■ INSTRUCTIONS FOR THE TASK ■
Given the records below, set each one down again exactly as it reads.

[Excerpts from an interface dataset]
=== Section Start ===

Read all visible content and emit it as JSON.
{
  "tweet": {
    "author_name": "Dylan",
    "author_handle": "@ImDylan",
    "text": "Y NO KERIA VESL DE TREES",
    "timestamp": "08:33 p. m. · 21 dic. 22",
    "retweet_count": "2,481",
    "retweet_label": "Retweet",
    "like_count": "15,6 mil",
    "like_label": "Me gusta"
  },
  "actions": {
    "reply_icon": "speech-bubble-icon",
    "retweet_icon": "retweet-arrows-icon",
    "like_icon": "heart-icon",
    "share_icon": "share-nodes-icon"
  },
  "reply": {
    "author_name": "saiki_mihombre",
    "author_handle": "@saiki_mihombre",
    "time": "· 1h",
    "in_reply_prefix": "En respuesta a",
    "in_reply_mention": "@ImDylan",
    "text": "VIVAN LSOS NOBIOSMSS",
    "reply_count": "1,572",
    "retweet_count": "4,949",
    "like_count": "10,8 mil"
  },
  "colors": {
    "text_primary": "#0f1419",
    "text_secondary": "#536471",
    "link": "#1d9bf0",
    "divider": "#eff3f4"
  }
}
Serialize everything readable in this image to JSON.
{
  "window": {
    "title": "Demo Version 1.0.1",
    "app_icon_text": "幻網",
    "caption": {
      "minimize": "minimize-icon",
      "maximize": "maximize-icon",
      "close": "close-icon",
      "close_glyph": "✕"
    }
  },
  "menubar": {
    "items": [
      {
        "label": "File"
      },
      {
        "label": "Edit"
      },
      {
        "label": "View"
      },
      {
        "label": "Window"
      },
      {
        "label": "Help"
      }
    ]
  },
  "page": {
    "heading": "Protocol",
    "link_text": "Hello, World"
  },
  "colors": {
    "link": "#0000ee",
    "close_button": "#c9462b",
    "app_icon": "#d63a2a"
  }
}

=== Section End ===

■ EXERCISE SOLUTION ■
Read all visible content and emit it as JSON.
{
  "tweet": {
    "author_name": "Dylan",
    "author_handle": "@ImDylan",
    "text": "Y NO KERIA VESL DE TREES",
    "timestamp": "08:33 p. m. · 21 dic. 22",
    "retweet_count": "2,481",
    "retweet_label": "Retweet",
    "like_count": "15,6 mil",
    "like_label": "Me gusta"
  },
  "actions": {
    "reply_icon": "speech-bubble-icon",
    "retweet_icon": "retweet-arrows-icon",
    "like_icon": "heart-icon",
    "share_icon": "share-nodes-icon"
  },
  "reply": {
    "author_name": "saiki_mihombre",
    "author_handle": "@saiki_mihombre",
    "time": "· 1h",
    "in_reply_prefix": "En respuesta a",
    "in_reply_mention": "@ImDylan",
    "text": "VIVAN LSOS NOBIOSMSS",
    "reply_count": "1,572",
    "retweet_count": "4,949",
    "like_count": "10,8 mil"
  },
  "colors": {
    "text_primary": "#0f1419",
    "text_secondary": "#536471",
    "link": "#1d9bf0",
    "divider": "#eff3f4"
  }
}
Serialize everything readable in this image to JSON.
{
  "window": {
    "title": "Demo Version 1.0.1",
    "app_icon_text": "幻網",
    "caption": {
      "minimize": "minimize-icon",
      "maximize": "maximize-icon",
      "close": "close-icon",
      "close_glyph": "✕"
    }
  },
  "menubar": {
    "items": [
      {
        "label": "File"
      },
      {
        "label": "Edit"
      },
      {
        "label": "View"
      },
      {
        "label": "Window"
      },
      {
        "label": "Help"
      }
    ]
  },
  "page": {
    "heading": "Protocol",
    "link_text": "Hello, World"
  },
  "colors": {
    "link": "#0000ee",
    "close_button": "#c9462b",
    "app_icon": "#d63a2a"
  }
}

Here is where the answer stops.